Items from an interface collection
········

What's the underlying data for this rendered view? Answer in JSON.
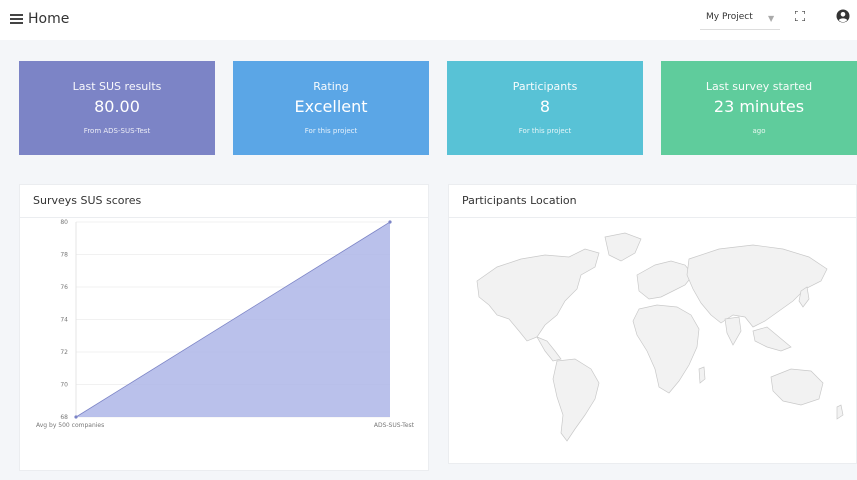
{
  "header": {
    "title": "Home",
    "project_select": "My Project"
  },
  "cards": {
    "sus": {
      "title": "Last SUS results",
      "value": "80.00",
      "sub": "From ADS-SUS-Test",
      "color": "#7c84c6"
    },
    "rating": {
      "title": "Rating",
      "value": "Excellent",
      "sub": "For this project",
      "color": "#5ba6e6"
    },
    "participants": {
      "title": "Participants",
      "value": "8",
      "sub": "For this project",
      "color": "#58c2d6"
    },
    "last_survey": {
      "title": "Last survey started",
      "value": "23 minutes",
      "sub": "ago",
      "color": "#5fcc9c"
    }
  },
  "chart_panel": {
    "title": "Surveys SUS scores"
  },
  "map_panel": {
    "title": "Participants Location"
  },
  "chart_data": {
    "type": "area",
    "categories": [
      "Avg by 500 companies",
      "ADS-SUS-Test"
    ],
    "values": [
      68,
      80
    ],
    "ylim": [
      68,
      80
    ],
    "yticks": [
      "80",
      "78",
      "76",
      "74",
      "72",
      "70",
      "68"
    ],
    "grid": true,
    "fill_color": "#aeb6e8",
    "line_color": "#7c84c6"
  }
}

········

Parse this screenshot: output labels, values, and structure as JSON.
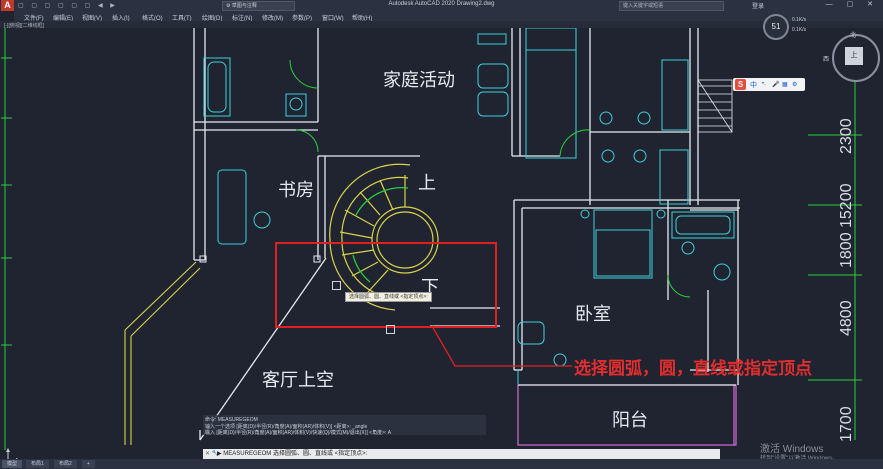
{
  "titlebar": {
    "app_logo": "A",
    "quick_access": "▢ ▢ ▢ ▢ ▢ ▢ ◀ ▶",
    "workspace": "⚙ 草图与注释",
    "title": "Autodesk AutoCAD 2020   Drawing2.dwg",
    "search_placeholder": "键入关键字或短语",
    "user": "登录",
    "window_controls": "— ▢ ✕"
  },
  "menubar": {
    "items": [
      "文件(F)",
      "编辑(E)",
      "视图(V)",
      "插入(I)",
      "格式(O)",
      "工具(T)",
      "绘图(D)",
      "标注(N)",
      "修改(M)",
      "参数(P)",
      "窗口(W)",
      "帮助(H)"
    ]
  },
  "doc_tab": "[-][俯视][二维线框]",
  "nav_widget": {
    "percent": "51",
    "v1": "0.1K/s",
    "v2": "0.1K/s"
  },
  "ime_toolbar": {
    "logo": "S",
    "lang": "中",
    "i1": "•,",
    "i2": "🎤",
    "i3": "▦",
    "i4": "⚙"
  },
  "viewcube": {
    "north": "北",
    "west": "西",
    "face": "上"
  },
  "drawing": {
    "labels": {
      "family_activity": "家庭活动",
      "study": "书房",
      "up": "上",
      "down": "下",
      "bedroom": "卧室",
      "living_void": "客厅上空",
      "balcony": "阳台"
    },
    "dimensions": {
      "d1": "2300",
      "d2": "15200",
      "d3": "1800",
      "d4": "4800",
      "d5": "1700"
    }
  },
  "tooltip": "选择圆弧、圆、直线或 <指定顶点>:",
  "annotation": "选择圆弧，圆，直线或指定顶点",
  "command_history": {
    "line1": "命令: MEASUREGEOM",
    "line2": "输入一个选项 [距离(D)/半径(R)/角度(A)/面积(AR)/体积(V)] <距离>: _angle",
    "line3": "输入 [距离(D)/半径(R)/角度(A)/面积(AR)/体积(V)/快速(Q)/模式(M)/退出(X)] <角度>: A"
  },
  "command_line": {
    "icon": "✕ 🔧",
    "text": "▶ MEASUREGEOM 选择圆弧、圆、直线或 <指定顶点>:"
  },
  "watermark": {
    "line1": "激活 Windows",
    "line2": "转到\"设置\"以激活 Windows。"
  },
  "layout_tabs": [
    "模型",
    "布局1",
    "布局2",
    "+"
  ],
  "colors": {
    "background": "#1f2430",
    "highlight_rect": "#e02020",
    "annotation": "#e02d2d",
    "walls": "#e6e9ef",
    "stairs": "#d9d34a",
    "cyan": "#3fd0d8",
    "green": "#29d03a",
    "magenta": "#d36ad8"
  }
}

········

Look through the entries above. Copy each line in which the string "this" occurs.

# PROBLEM SOLUTION:
What's the underlying data for this rendered view? Answer in JSON.
      "sub": "For this project",
      "sub": "For this project",
Parse this screenshot: output labels, values, and structure as JSON.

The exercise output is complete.